- Problem requirements -
Where a record contains an image, leave the image out and print the rest exactly.

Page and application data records
######

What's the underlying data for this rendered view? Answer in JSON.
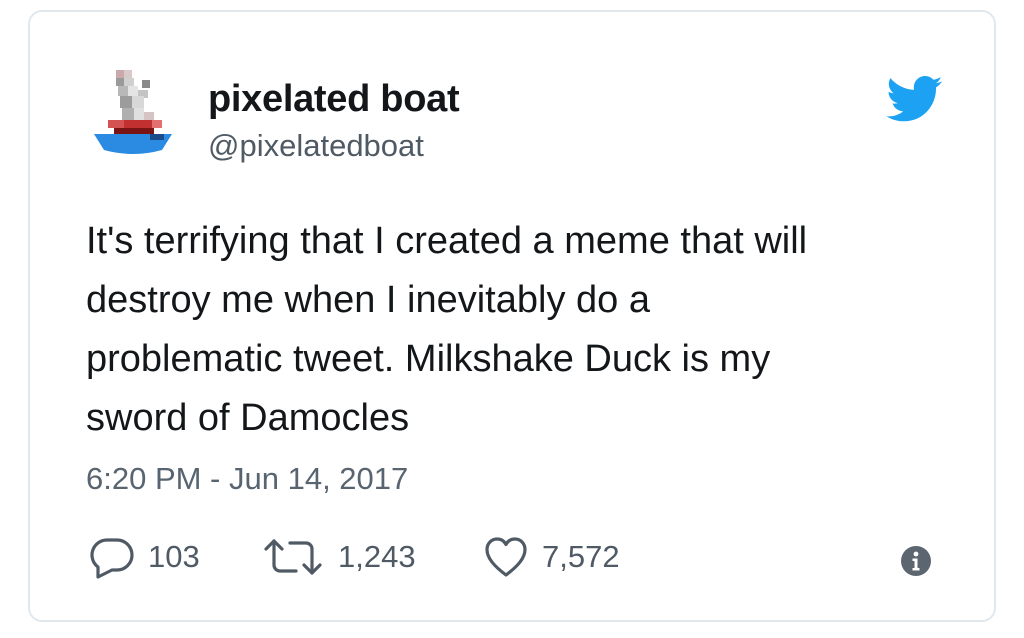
{
  "user": {
    "display_name": "pixelated boat",
    "handle": "@pixelatedboat",
    "avatar_icon": "pixelated-boat-avatar"
  },
  "brand": {
    "logo_icon": "twitter-bird-icon",
    "accent_color": "#1da1f2"
  },
  "tweet": {
    "text_lines": [
      "It's terrifying that I created a meme that will",
      "destroy me when I inevitably do a",
      "problematic tweet. Milkshake Duck is my",
      "sword of Damocles"
    ],
    "timestamp": "6:20 PM - Jun 14, 2017"
  },
  "actions": {
    "reply": {
      "icon": "reply-icon",
      "count": "103"
    },
    "retweet": {
      "icon": "retweet-icon",
      "count": "1,243"
    },
    "like": {
      "icon": "heart-icon",
      "count": "7,572"
    },
    "info": {
      "icon": "info-icon"
    }
  }
}
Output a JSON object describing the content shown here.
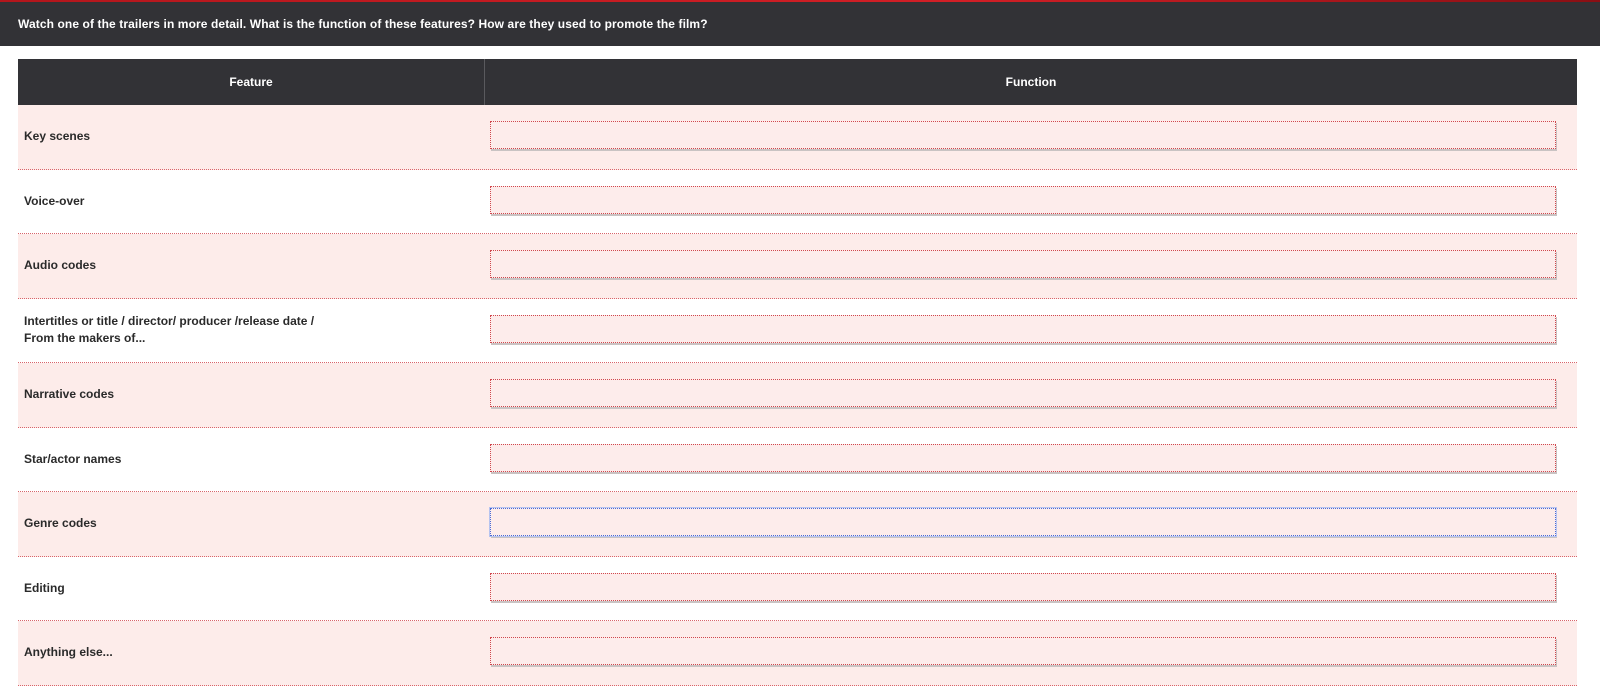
{
  "instruction": "Watch one of the trailers in more detail. What is the function of these features? How are they used to promote the film?",
  "table": {
    "headers": {
      "feature": "Feature",
      "function": "Function"
    },
    "rows": [
      {
        "feature": "Key scenes",
        "function_value": ""
      },
      {
        "feature": "Voice-over",
        "function_value": ""
      },
      {
        "feature": "Audio codes",
        "function_value": ""
      },
      {
        "feature": "Intertitles or title / director/ producer /release date /\nFrom the makers of...",
        "function_value": ""
      },
      {
        "feature": "Narrative codes",
        "function_value": ""
      },
      {
        "feature": "Star/actor names",
        "function_value": ""
      },
      {
        "feature": "Genre codes",
        "function_value": ""
      },
      {
        "feature": "Editing",
        "function_value": ""
      },
      {
        "feature": "Anything else...",
        "function_value": ""
      }
    ]
  },
  "colors": {
    "header_bg": "#323236",
    "row_pink": "#fdecea",
    "accent_red": "#d21f26",
    "focus_blue": "#4a6bd6"
  }
}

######

- Exercise output -
What's the underlying data for this rendered view? Answer in JSON.
{
  "user": {
    "display_name": "pixelated boat",
    "handle": "@pixelatedboat",
    "avatar_icon": "pixelated-boat-avatar"
  },
  "brand": {
    "logo_icon": "twitter-bird-icon",
    "accent_color": "#1da1f2"
  },
  "tweet": {
    "text_lines": [
      "It's terrifying that I created a meme that will",
      "destroy me when I inevitably do a",
      "problematic tweet. Milkshake Duck is my",
      "sword of Damocles"
    ],
    "timestamp": "6:20 PM - Jun 14, 2017"
  },
  "actions": {
    "reply": {
      "icon": "reply-icon",
      "count": "103"
    },
    "retweet": {
      "icon": "retweet-icon",
      "count": "1,243"
    },
    "like": {
      "icon": "heart-icon",
      "count": "7,572"
    },
    "info": {
      "icon": "info-icon"
    }
  }
}
Output a JSON object describing the content shown here.
{
  "instruction": "Watch one of the trailers in more detail. What is the function of these features? How are they used to promote the film?",
  "table": {
    "headers": {
      "feature": "Feature",
      "function": "Function"
    },
    "rows": [
      {
        "feature": "Key scenes",
        "function_value": ""
      },
      {
        "feature": "Voice-over",
        "function_value": ""
      },
      {
        "feature": "Audio codes",
        "function_value": ""
      },
      {
        "feature": "Intertitles or title / director/ producer /release date /\nFrom the makers of...",
        "function_value": ""
      },
      {
        "feature": "Narrative codes",
        "function_value": ""
      },
      {
        "feature": "Star/actor names",
        "function_value": ""
      },
      {
        "feature": "Genre codes",
        "function_value": ""
      },
      {
        "feature": "Editing",
        "function_value": ""
      },
      {
        "feature": "Anything else...",
        "function_value": ""
      }
    ]
  },
  "colors": {
    "header_bg": "#323236",
    "row_pink": "#fdecea",
    "accent_red": "#d21f26",
    "focus_blue": "#4a6bd6"
  }
}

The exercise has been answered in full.